(Dataset rows describing interfaces)
◇ ◇ ◇ ◇ ◇

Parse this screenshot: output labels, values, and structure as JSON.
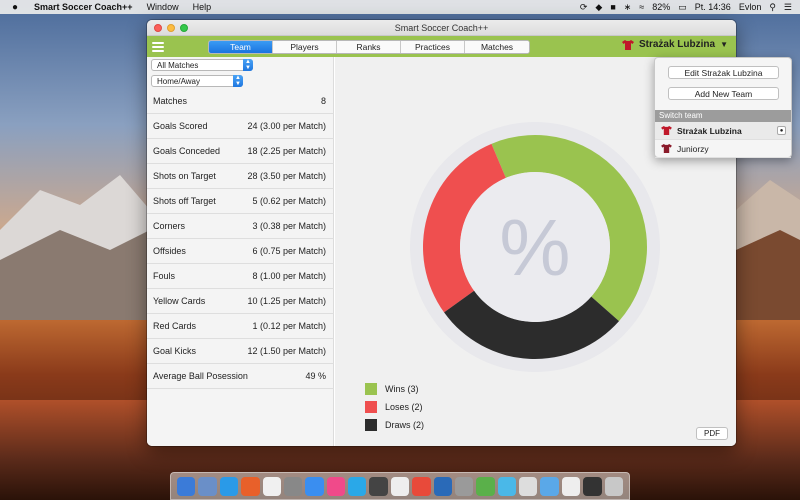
{
  "menubar": {
    "app_name": "Smart Soccer Coach++",
    "items": [
      "Window",
      "Help"
    ],
    "battery": "82%",
    "clock": "Pt. 14:36",
    "user": "Evlon"
  },
  "window": {
    "title": "Smart Soccer Coach++",
    "tabs": [
      {
        "label": "Team",
        "active": true
      },
      {
        "label": "Players",
        "active": false
      },
      {
        "label": "Ranks",
        "active": false
      },
      {
        "label": "Practices",
        "active": false
      },
      {
        "label": "Matches",
        "active": false
      }
    ],
    "current_team": "Strażak Lubzina"
  },
  "filters": {
    "match_filter": "All Matches",
    "location_filter": "Home/Away"
  },
  "stats": [
    {
      "label": "Matches",
      "value": "8"
    },
    {
      "label": "Goals Scored",
      "value": "24 (3.00 per Match)"
    },
    {
      "label": "Goals Conceded",
      "value": "18 (2.25 per Match)"
    },
    {
      "label": "Shots on Target",
      "value": "28 (3.50 per Match)"
    },
    {
      "label": "Shots off Target",
      "value": "5 (0.62 per Match)"
    },
    {
      "label": "Corners",
      "value": "3 (0.38 per Match)"
    },
    {
      "label": "Offsides",
      "value": "6 (0.75 per Match)"
    },
    {
      "label": "Fouls",
      "value": "8 (1.00 per Match)"
    },
    {
      "label": "Yellow Cards",
      "value": "10 (1.25 per Match)"
    },
    {
      "label": "Red Cards",
      "value": "1 (0.12 per Match)"
    },
    {
      "label": "Goal Kicks",
      "value": "12 (1.50 per Match)"
    },
    {
      "label": "Average Ball Posession",
      "value": "49 %"
    }
  ],
  "chart_data": {
    "type": "pie",
    "center_symbol": "%",
    "slices": [
      {
        "label": "Wins (3)",
        "value": 3,
        "color": "#9ac34f"
      },
      {
        "label": "Loses (2)",
        "value": 2,
        "color": "#ef4f4f"
      },
      {
        "label": "Draws (2)",
        "value": 2,
        "color": "#2c2c2c"
      }
    ]
  },
  "pdf_label": "PDF",
  "popover": {
    "edit_label": "Edit Strażak Lubzina",
    "add_label": "Add New Team",
    "section_label": "Switch team",
    "teams": [
      {
        "name": "Strażak Lubzina",
        "selected": true
      },
      {
        "name": "Juniorzy",
        "selected": false
      }
    ]
  },
  "colors": {
    "accent_green": "#9ac34f",
    "accent_blue": "#1a74e0",
    "shirt_red": "#c0182a"
  }
}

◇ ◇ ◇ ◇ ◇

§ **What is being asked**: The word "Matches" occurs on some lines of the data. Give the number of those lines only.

§ **Response to this exercise**: 3